TASK STATEMENT:
Omit every picture and write out the rest of the records exactly.

ENTRIES PROVIDED:
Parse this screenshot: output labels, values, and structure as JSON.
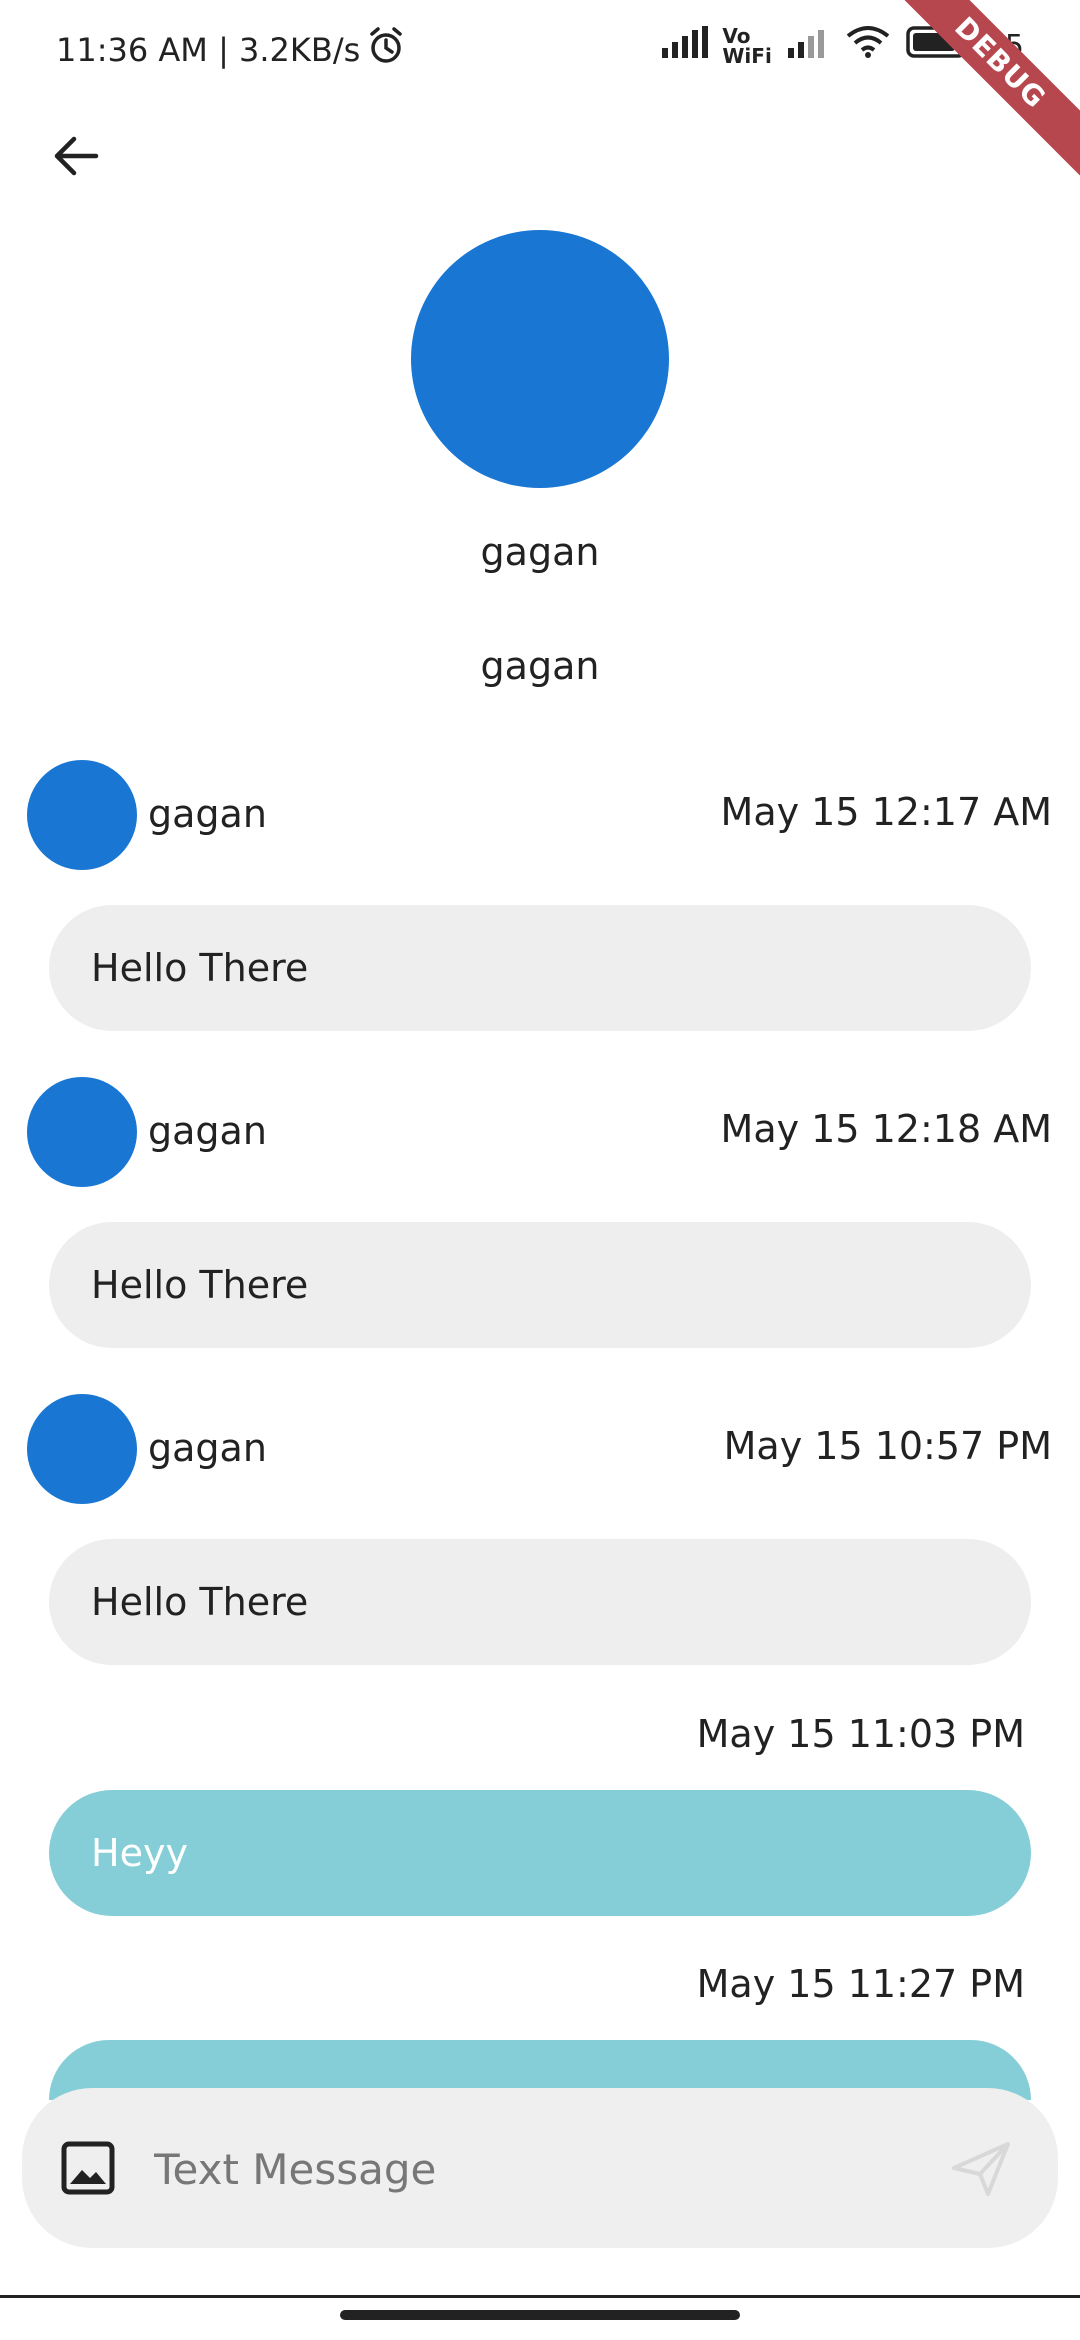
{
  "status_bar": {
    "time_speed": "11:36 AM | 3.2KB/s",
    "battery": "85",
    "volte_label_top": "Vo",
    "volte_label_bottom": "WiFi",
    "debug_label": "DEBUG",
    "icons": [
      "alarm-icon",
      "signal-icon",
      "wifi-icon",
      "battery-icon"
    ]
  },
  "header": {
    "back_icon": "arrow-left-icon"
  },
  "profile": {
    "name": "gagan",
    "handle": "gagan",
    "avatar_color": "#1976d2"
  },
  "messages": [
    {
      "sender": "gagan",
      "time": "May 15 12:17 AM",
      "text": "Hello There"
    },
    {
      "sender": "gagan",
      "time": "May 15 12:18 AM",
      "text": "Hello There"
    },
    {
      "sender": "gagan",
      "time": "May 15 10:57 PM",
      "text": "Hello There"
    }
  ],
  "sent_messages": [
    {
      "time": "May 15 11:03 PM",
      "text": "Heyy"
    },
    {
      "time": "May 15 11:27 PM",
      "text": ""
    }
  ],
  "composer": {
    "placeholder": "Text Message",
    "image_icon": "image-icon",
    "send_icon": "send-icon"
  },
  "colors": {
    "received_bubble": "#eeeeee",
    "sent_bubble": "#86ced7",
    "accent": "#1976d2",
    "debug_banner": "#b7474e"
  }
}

SOLVED EXERCISE:
Parse this screenshot: output labels, values, and structure as JSON.
{
  "status_bar": {
    "time_speed": "11:36 AM | 3.2KB/s",
    "battery": "85",
    "volte_label_top": "Vo",
    "volte_label_bottom": "WiFi",
    "debug_label": "DEBUG",
    "icons": [
      "alarm-icon",
      "signal-icon",
      "wifi-icon",
      "battery-icon"
    ]
  },
  "header": {
    "back_icon": "arrow-left-icon"
  },
  "profile": {
    "name": "gagan",
    "handle": "gagan",
    "avatar_color": "#1976d2"
  },
  "messages": [
    {
      "sender": "gagan",
      "time": "May 15 12:17 AM",
      "text": "Hello There"
    },
    {
      "sender": "gagan",
      "time": "May 15 12:18 AM",
      "text": "Hello There"
    },
    {
      "sender": "gagan",
      "time": "May 15 10:57 PM",
      "text": "Hello There"
    }
  ],
  "sent_messages": [
    {
      "time": "May 15 11:03 PM",
      "text": "Heyy"
    },
    {
      "time": "May 15 11:27 PM",
      "text": ""
    }
  ],
  "composer": {
    "placeholder": "Text Message",
    "image_icon": "image-icon",
    "send_icon": "send-icon"
  },
  "colors": {
    "received_bubble": "#eeeeee",
    "sent_bubble": "#86ced7",
    "accent": "#1976d2",
    "debug_banner": "#b7474e"
  }
}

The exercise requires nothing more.